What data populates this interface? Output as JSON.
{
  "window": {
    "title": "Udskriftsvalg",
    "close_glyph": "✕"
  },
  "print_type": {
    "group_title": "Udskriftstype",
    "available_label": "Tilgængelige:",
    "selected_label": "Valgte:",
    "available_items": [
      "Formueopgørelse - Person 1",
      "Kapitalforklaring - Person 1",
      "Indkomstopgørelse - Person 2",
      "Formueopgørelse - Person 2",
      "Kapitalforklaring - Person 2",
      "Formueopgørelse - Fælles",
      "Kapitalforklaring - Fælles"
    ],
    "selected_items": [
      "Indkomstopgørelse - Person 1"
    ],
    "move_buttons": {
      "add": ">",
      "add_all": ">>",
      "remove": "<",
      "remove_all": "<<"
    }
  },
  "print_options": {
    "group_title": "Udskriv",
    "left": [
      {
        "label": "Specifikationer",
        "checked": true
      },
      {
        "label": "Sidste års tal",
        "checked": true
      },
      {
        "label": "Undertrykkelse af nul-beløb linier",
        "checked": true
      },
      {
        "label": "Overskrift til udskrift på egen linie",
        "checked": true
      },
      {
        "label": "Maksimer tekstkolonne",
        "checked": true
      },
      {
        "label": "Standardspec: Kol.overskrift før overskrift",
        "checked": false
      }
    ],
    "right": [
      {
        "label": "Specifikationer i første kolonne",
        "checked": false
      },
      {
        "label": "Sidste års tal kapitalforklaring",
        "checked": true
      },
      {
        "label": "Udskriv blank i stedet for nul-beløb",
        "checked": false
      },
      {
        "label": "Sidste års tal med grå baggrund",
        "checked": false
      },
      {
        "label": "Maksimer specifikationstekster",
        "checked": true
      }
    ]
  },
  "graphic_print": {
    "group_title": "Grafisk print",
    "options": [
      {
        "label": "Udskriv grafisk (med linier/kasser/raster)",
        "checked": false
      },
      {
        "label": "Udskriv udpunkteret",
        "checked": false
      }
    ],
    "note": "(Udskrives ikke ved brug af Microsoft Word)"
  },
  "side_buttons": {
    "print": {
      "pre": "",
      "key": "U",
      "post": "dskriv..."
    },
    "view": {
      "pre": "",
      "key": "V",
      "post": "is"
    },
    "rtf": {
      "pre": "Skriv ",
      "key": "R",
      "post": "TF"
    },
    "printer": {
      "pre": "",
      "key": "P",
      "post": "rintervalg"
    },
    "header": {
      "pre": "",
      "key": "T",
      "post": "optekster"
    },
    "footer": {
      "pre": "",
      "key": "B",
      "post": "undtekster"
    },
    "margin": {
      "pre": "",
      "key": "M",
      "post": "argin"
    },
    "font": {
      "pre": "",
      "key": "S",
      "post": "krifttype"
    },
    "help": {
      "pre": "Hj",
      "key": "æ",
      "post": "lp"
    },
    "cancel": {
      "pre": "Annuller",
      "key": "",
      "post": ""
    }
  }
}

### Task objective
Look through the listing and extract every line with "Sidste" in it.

### Your response
        "label": "Sidste års tal",
        "label": "Sidste års tal kapitalforklaring",
        "label": "Sidste års tal med grå baggrund",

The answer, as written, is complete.